Data records Block Start

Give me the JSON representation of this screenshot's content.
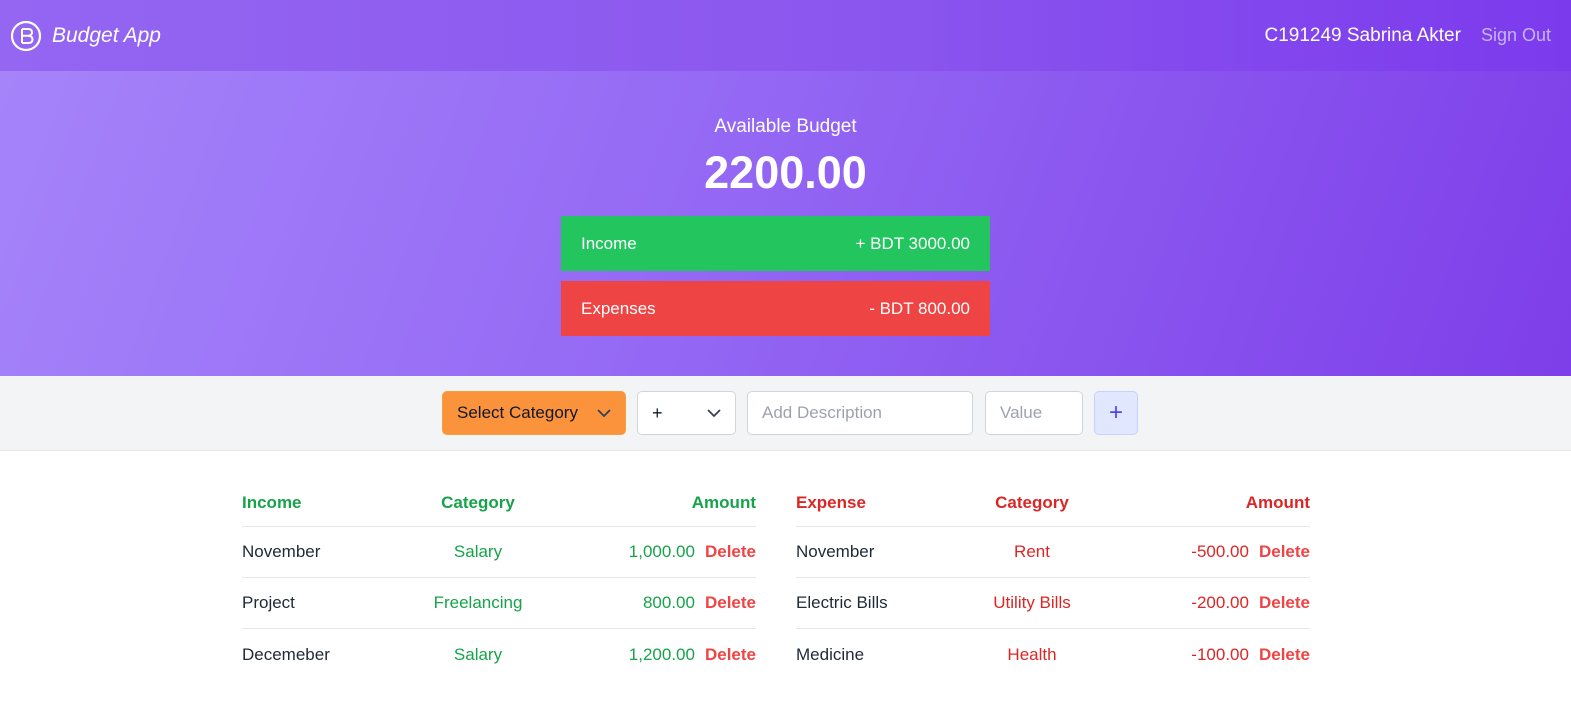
{
  "navbar": {
    "brand": "Budget App",
    "user": "C191249 Sabrina Akter",
    "signout": "Sign Out"
  },
  "hero": {
    "label": "Available Budget",
    "amount": "2200.00",
    "income_label": "Income",
    "income_value": "+ BDT 3000.00",
    "expense_label": "Expenses",
    "expense_value": "- BDT 800.00",
    "colors": {
      "income": "#22c55e",
      "expense": "#ef4444"
    }
  },
  "form": {
    "category": "Select Category",
    "type": "+",
    "description_placeholder": "Add Description",
    "value_placeholder": "Value",
    "add": "+"
  },
  "income_table": {
    "headers": [
      "Income",
      "Category",
      "Amount"
    ],
    "rows": [
      {
        "name": "November",
        "category": "Salary",
        "amount": "1,000.00",
        "action": "Delete"
      },
      {
        "name": "Project",
        "category": "Freelancing",
        "amount": "800.00",
        "action": "Delete"
      },
      {
        "name": "Decemeber",
        "category": "Salary",
        "amount": "1,200.00",
        "action": "Delete"
      }
    ]
  },
  "expense_table": {
    "headers": [
      "Expense",
      "Category",
      "Amount"
    ],
    "rows": [
      {
        "name": "November",
        "category": "Rent",
        "amount": "-500.00",
        "action": "Delete"
      },
      {
        "name": "Electric Bills",
        "category": "Utility Bills",
        "amount": "-200.00",
        "action": "Delete"
      },
      {
        "name": "Medicine",
        "category": "Health",
        "amount": "-100.00",
        "action": "Delete"
      }
    ]
  }
}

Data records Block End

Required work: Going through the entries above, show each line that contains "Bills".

Reply to the task:
        "name": "Electric Bills",
        "category": "Utility Bills",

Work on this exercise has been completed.